December 2012 marked the fifth year since the official onset of the Great Recession in December 2007 and more than three years since its official end in June 2009. What does the picture look like for Americans aged 55 and older today?
Though Washington is fixated this month on the so-called "fiscal cliff," that manufactured face-off is a bit of a side-show. Far more disturbing is a deeper array of fundamental structural problems of federal governance, of which "Taxmageddon" is just a surface manifestation.
You might have heard that unemployment fell in August only because armies of the unemployed are despairing of finding work. The reality is more complicated -- but true enough that somebody should do something about it.
While it would be great if all areas could share in this recovery, having some areas of exceptional growth can act as a real catalyst for the economy. With any luck, where these areas of dynamic growth lead, more jobs, stronger sales and higher savings account rates will follow.
How do we address the fact that both older and younger workers need jobs now?
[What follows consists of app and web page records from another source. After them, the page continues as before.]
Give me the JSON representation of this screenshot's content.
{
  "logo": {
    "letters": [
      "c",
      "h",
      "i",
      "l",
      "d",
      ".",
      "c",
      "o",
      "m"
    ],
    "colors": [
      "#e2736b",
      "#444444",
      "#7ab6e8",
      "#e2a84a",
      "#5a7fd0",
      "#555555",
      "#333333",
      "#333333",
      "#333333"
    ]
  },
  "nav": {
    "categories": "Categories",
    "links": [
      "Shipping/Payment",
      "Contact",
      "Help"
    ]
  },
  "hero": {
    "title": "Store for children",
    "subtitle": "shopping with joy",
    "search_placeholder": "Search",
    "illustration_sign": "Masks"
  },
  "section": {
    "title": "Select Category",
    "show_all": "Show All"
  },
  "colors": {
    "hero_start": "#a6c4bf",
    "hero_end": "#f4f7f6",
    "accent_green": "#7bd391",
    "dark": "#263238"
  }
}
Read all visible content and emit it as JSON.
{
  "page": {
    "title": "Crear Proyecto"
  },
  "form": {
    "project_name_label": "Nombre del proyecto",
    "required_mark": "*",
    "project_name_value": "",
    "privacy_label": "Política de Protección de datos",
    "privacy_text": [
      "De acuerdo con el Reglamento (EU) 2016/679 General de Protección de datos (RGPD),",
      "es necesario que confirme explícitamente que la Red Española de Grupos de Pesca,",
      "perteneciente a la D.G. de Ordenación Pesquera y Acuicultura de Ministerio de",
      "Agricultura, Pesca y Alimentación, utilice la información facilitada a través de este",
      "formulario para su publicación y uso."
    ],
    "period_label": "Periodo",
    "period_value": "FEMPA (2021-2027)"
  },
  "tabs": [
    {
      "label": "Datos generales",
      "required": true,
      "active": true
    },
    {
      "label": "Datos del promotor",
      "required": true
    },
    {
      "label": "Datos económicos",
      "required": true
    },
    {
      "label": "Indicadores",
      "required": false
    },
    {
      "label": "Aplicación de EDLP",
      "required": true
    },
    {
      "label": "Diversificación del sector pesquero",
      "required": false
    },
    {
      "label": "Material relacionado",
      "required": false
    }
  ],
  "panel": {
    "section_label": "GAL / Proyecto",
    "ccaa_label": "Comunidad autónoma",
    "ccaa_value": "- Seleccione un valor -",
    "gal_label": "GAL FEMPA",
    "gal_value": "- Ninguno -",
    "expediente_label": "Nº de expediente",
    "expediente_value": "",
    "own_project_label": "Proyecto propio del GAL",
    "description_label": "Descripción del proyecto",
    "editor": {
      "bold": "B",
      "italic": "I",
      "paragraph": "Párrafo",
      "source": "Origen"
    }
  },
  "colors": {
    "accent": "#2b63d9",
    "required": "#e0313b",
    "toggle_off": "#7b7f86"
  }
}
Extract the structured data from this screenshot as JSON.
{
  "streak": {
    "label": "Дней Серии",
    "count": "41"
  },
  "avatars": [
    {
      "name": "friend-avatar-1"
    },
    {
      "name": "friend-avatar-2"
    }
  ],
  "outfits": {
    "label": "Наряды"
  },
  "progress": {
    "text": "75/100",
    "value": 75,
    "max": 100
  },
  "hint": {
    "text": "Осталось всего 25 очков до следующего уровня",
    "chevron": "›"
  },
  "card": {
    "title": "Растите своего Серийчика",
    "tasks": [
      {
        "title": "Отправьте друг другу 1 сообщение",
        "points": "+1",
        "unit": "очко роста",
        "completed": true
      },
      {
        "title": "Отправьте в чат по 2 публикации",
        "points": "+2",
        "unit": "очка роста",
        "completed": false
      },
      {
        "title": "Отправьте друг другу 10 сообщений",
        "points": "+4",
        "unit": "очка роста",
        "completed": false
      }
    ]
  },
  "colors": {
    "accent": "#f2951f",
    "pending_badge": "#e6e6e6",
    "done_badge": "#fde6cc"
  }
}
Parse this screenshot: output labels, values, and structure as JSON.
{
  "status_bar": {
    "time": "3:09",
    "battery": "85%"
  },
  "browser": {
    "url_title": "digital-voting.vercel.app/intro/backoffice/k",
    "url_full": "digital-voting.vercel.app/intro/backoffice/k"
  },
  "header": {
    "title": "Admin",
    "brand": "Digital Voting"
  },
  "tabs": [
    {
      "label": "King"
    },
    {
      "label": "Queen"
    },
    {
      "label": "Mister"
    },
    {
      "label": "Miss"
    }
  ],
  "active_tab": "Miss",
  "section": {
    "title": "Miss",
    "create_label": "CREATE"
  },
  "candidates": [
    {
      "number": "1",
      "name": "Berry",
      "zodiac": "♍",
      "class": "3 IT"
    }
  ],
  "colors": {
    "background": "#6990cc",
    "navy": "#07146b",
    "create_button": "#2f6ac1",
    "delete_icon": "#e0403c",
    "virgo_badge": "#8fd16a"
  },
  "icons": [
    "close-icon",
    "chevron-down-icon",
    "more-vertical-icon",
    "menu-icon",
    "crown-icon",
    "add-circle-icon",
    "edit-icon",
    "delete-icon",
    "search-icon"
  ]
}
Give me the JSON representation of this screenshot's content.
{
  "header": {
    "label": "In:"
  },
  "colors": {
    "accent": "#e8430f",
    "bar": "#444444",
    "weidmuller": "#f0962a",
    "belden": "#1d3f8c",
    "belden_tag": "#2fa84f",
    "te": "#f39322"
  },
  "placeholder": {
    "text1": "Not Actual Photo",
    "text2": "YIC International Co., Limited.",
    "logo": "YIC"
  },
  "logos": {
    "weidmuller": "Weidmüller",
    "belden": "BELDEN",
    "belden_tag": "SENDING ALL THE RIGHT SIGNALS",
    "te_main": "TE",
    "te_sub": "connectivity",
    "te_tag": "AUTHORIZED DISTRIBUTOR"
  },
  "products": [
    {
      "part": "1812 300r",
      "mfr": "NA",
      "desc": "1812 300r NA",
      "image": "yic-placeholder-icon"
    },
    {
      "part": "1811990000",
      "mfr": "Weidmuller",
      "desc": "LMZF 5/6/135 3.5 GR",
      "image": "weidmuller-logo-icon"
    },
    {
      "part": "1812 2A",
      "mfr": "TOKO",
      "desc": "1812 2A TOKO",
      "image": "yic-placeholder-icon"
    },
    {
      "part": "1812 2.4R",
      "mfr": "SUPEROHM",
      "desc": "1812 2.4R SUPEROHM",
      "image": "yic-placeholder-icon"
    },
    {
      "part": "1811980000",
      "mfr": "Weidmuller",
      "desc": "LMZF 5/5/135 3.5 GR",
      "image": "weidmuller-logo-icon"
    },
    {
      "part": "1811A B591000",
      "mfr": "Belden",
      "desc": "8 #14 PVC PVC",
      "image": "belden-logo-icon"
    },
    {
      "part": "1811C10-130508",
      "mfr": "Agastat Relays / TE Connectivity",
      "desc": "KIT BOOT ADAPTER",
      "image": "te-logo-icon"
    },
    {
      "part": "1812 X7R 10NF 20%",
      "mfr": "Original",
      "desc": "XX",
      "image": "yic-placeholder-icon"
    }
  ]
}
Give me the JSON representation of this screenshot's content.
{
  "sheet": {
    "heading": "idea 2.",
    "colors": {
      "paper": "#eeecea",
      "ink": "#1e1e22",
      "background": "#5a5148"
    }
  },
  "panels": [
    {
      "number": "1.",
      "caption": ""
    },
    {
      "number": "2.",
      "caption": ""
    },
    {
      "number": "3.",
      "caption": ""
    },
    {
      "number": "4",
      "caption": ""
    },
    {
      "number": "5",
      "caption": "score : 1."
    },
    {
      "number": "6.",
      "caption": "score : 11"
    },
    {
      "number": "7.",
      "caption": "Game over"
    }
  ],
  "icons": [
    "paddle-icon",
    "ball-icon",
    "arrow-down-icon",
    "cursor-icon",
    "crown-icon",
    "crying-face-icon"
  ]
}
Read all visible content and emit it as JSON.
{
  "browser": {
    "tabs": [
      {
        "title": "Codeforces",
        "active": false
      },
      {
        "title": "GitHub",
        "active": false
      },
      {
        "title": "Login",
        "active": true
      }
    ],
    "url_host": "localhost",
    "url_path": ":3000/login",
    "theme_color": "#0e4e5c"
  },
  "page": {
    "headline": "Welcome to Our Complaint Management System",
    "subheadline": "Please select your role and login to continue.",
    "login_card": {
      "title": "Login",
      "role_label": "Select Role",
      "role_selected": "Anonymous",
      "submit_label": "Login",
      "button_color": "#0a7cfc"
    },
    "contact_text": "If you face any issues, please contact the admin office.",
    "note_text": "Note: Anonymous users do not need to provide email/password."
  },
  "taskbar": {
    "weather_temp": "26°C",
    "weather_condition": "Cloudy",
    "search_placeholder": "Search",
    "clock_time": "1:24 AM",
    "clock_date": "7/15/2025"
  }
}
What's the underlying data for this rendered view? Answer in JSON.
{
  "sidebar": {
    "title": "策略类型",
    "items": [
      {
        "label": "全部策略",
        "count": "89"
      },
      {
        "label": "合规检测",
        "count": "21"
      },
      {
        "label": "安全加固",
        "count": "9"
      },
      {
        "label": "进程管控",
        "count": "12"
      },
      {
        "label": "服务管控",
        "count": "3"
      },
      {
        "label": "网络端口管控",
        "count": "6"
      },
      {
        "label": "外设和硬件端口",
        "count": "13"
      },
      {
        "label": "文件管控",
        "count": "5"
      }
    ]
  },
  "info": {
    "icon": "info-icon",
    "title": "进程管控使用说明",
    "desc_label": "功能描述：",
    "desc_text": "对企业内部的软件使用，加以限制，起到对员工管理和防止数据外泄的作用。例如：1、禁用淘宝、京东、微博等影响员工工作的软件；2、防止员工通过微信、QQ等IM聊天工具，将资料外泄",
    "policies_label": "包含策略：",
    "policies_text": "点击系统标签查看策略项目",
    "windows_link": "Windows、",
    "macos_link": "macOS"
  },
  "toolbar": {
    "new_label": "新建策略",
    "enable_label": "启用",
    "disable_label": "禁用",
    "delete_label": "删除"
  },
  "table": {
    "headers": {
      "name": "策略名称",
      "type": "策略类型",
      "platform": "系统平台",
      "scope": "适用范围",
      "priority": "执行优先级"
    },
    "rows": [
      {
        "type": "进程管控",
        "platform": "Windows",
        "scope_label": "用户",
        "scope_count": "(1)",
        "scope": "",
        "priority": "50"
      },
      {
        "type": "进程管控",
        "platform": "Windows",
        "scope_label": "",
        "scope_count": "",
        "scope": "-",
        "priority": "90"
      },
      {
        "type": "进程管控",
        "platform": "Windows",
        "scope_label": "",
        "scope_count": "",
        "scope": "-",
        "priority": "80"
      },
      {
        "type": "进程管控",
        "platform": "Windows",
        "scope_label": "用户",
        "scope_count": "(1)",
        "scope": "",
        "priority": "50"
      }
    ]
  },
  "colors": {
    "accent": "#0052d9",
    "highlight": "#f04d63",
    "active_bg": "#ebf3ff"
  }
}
The best advice is to see past the short term and avoid introducing a market distortion -- asking older workers to "step aside" -- that is premised on the number of jobs in the economy being fixed.